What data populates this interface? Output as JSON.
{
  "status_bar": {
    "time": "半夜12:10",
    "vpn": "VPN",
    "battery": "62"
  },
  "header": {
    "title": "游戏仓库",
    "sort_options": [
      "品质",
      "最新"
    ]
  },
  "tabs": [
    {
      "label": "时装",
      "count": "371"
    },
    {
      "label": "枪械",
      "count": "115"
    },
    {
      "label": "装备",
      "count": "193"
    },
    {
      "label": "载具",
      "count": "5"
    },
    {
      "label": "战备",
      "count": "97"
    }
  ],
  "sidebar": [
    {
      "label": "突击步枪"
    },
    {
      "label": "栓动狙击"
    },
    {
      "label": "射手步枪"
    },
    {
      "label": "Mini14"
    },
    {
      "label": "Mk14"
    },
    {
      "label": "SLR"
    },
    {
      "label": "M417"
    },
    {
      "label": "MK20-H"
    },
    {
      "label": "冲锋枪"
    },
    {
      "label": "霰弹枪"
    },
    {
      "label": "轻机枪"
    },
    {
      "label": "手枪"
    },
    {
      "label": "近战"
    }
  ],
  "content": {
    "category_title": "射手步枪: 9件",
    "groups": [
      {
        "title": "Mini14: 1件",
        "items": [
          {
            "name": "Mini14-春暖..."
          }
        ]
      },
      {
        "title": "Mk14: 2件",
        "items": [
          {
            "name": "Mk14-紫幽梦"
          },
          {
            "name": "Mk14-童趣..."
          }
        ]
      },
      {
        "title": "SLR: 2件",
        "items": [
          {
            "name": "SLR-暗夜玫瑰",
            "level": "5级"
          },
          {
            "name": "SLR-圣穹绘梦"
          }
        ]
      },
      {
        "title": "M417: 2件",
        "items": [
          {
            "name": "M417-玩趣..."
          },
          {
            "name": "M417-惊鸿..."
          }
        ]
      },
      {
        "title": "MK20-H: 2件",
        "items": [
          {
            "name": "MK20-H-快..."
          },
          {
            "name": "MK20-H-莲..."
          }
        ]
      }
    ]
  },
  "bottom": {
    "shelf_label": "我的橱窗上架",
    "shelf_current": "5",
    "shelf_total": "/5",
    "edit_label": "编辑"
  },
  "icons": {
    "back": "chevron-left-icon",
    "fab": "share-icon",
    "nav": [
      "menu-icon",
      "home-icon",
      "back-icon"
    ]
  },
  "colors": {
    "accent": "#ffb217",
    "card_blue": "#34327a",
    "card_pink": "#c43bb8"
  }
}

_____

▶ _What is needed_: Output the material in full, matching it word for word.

▶ _Written answer_:
What data populates this interface? Output as JSON.
{
  "status_bar": {
    "time": "半夜12:10",
    "vpn": "VPN",
    "battery": "62"
  },
  "header": {
    "title": "游戏仓库",
    "sort_options": [
      "品质",
      "最新"
    ]
  },
  "tabs": [
    {
      "label": "时装",
      "count": "371"
    },
    {
      "label": "枪械",
      "count": "115"
    },
    {
      "label": "装备",
      "count": "193"
    },
    {
      "label": "载具",
      "count": "5"
    },
    {
      "label": "战备",
      "count": "97"
    }
  ],
  "sidebar": [
    {
      "label": "突击步枪"
    },
    {
      "label": "栓动狙击"
    },
    {
      "label": "射手步枪"
    },
    {
      "label": "Mini14"
    },
    {
      "label": "Mk14"
    },
    {
      "label": "SLR"
    },
    {
      "label": "M417"
    },
    {
      "label": "MK20-H"
    },
    {
      "label": "冲锋枪"
    },
    {
      "label": "霰弹枪"
    },
    {
      "label": "轻机枪"
    },
    {
      "label": "手枪"
    },
    {
      "label": "近战"
    }
  ],
  "content": {
    "category_title": "射手步枪: 9件",
    "groups": [
      {
        "title": "Mini14: 1件",
        "items": [
          {
            "name": "Mini14-春暖..."
          }
        ]
      },
      {
        "title": "Mk14: 2件",
        "items": [
          {
            "name": "Mk14-紫幽梦"
          },
          {
            "name": "Mk14-童趣..."
          }
        ]
      },
      {
        "title": "SLR: 2件",
        "items": [
          {
            "name": "SLR-暗夜玫瑰",
            "level": "5级"
          },
          {
            "name": "SLR-圣穹绘梦"
          }
        ]
      },
      {
        "title": "M417: 2件",
        "items": [
          {
            "name": "M417-玩趣..."
          },
          {
            "name": "M417-惊鸿..."
          }
        ]
      },
      {
        "title": "MK20-H: 2件",
        "items": [
          {
            "name": "MK20-H-快..."
          },
          {
            "name": "MK20-H-莲..."
          }
        ]
      }
    ]
  },
  "bottom": {
    "shelf_label": "我的橱窗上架",
    "shelf_current": "5",
    "shelf_total": "/5",
    "edit_label": "编辑"
  },
  "icons": {
    "back": "chevron-left-icon",
    "fab": "share-icon",
    "nav": [
      "menu-icon",
      "home-icon",
      "back-icon"
    ]
  },
  "colors": {
    "accent": "#ffb217",
    "card_blue": "#34327a",
    "card_pink": "#c43bb8"
  }
}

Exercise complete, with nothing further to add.